Directions:
Pull every line of the entries that has the word "true".

Records excerpted from a collection:
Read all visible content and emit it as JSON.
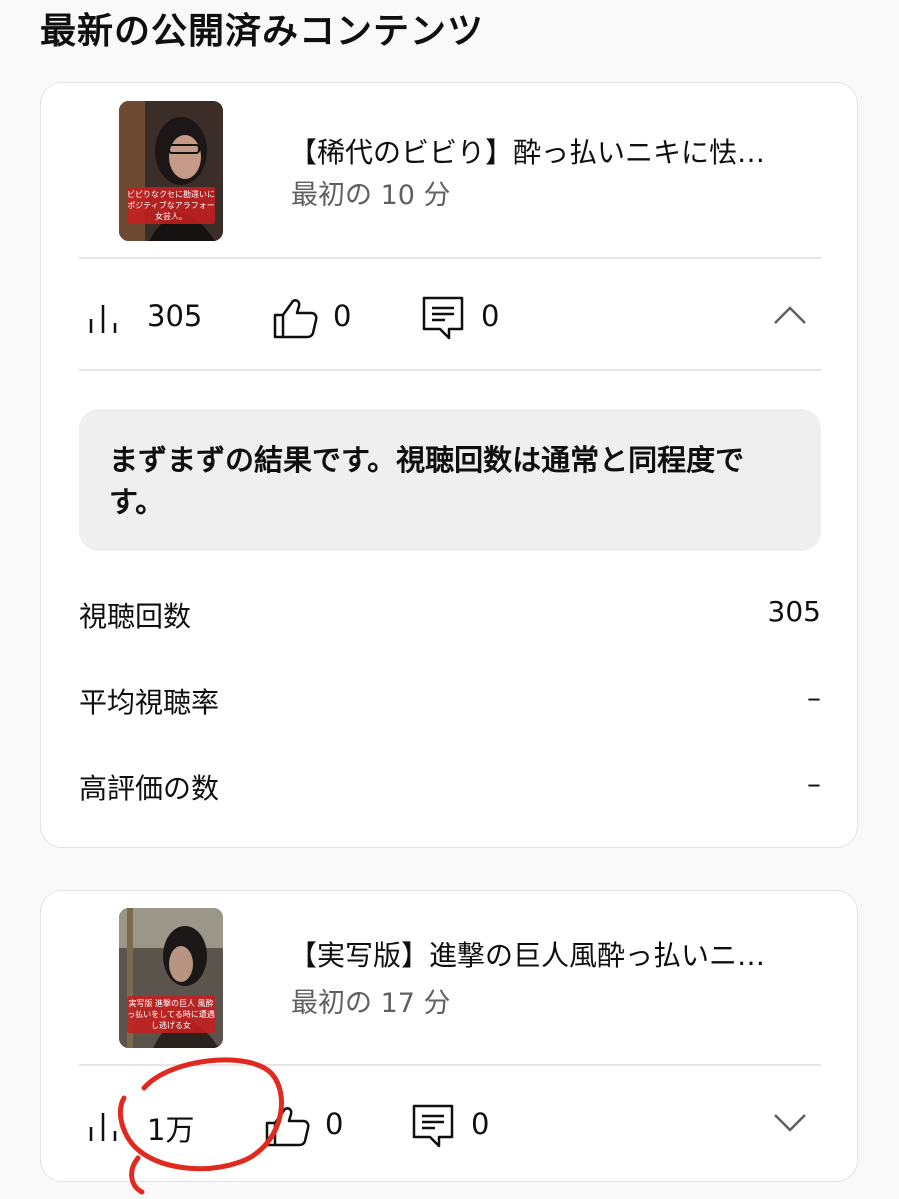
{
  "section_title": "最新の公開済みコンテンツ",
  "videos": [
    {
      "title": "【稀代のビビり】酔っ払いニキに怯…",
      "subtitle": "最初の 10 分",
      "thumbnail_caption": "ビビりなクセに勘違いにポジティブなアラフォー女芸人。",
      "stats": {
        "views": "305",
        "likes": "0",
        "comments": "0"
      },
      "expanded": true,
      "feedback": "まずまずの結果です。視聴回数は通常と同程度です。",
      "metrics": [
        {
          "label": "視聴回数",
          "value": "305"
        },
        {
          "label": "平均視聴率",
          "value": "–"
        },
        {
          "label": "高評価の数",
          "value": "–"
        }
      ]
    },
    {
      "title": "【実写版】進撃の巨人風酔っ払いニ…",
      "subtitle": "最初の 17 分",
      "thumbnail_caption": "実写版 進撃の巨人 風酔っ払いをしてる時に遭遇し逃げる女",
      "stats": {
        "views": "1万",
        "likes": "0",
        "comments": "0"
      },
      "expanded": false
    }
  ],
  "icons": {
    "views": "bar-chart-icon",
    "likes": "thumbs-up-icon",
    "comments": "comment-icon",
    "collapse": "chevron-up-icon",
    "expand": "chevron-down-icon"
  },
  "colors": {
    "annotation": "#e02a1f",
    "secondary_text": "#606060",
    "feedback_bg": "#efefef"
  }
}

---

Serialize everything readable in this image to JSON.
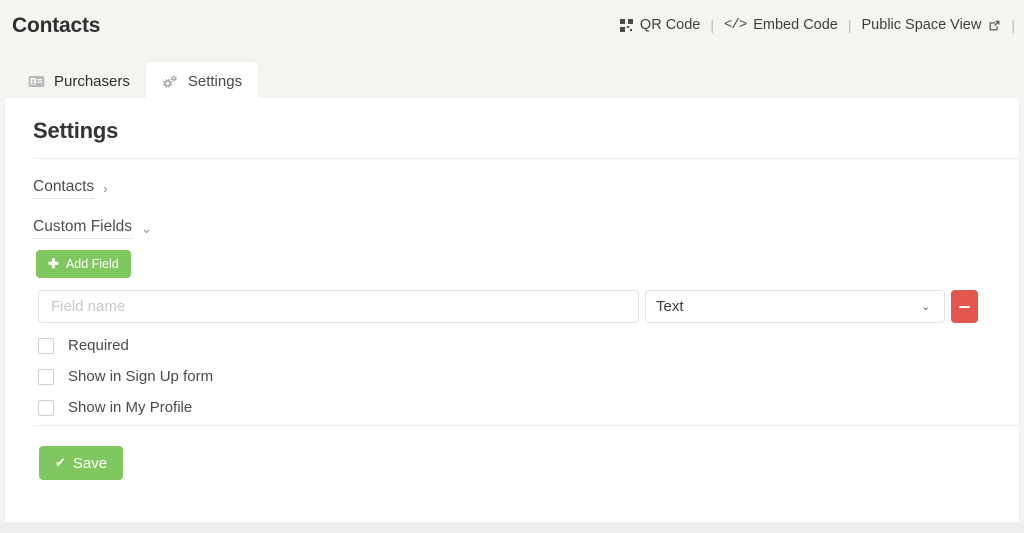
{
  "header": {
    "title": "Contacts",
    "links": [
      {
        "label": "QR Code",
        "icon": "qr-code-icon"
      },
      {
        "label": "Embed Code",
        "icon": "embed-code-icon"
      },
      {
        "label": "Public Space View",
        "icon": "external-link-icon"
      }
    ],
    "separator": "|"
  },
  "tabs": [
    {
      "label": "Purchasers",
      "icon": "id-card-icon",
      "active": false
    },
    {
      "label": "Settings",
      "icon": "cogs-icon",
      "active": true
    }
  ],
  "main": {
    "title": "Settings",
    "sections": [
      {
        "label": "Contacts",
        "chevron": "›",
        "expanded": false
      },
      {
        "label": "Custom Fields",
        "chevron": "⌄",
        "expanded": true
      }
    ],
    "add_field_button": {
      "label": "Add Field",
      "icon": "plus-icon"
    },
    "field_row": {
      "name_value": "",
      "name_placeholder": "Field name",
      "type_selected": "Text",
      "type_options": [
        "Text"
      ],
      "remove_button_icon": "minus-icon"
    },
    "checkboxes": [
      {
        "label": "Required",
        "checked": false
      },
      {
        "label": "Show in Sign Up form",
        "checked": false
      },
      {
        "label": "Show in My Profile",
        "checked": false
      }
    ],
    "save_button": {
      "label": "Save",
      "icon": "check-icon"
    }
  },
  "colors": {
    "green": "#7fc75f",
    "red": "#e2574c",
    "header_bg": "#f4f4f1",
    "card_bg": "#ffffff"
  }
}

Result:
      "expanded": true,
      "active": true
        "expanded": true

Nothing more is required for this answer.